Detroit also licenses many professions that the state and the rest of the municipalities in Michigan do not. Furniture movers and auctioneers all need licenses, as do batting-cage operators and even more obscure professions like animal-hide haulers. Is moving safer and more pleasant in the city? Are auction attendees there more satisfied? Do animal hides get transported in a more efficient way? Does it even matter?
Research shows that these barriers restrict job growth and provide no measurable health or safety benefits to the public. Morris Kleiner of the University of Minnesota concludes in a 2015 Brookings Institution paper that licensing requirements cost consumers more than $200 billion and result in up to 2.85 million fewer jobs. As the economic damage becomes more clear, Mr. Kleiner has found allies in groups as ideologically distinct as the Cato Institute and President Obama’s Council of Economic Advisers.

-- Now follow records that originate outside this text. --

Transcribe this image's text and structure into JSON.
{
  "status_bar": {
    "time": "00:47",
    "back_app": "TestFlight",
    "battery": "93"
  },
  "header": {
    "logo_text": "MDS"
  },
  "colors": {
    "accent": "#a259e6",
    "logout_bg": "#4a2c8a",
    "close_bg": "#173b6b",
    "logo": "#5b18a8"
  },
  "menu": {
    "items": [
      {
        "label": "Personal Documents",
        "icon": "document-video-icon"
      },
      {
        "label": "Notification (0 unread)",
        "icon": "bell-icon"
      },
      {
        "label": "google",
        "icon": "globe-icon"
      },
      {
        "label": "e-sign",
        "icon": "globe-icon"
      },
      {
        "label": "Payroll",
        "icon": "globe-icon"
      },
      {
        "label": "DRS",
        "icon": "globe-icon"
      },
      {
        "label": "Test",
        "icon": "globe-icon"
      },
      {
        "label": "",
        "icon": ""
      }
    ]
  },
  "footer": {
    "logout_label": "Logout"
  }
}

Worse, occupational-licensure regimes disproportionately harm people with low incomes. A study this year from the Mercatus Center shows that entry-level regulations, especially occupational-licensing requirements, contribute to income inequality. That’s because occupational licensing raises the costs of goods and makes it harder for less well-off Americans to find and maintain steady employment. State and federal work rules already contribute to this phenomenon, and Detroit makes it harder still. If the city wants to revitalize its economy, it should cut back most of its occupational-licensure requirements.

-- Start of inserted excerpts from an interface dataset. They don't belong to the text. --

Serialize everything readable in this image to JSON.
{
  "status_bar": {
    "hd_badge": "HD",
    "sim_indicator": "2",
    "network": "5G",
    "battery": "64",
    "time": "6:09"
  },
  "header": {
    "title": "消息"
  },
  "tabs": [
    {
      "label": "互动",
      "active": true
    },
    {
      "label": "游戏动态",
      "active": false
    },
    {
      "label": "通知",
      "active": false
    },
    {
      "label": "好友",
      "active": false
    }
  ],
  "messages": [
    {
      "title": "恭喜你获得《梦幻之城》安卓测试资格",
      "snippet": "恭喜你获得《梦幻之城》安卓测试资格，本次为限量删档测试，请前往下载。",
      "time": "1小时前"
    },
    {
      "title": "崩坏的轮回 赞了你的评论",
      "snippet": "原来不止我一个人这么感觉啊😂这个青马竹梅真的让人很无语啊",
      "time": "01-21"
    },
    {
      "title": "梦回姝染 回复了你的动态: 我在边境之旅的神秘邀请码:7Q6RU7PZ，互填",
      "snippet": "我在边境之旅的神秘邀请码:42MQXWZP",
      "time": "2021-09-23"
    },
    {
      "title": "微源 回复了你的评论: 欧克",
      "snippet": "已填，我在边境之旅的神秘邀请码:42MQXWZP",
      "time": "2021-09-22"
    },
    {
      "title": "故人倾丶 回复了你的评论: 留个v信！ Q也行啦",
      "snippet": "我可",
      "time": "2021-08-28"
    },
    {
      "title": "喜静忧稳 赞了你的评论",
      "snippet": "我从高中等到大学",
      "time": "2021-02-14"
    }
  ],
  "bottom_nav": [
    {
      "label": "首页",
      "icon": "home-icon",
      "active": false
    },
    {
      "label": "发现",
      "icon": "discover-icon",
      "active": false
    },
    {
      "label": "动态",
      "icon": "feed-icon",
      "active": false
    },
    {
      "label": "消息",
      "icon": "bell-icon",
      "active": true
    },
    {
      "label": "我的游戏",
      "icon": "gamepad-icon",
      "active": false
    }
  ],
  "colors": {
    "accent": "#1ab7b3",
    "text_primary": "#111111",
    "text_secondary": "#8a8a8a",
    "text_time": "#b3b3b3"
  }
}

In the past few years, a bipartisan group of Michigan state legislators has passed laws to remove licensing requirements for seven professions. With the support of Gov. Rick Snyder, these advances surpass the reforms in every other state combined. Detroit, at the very least, should lower its licensing burden to be equal to state laws. These simple changes would help the city continue to rise from the ashes.
Mr. Skorup is a policy analyst at the Mackinac Center for Public Policy in Midland, Mich., where Mr. Weaver is a research intern.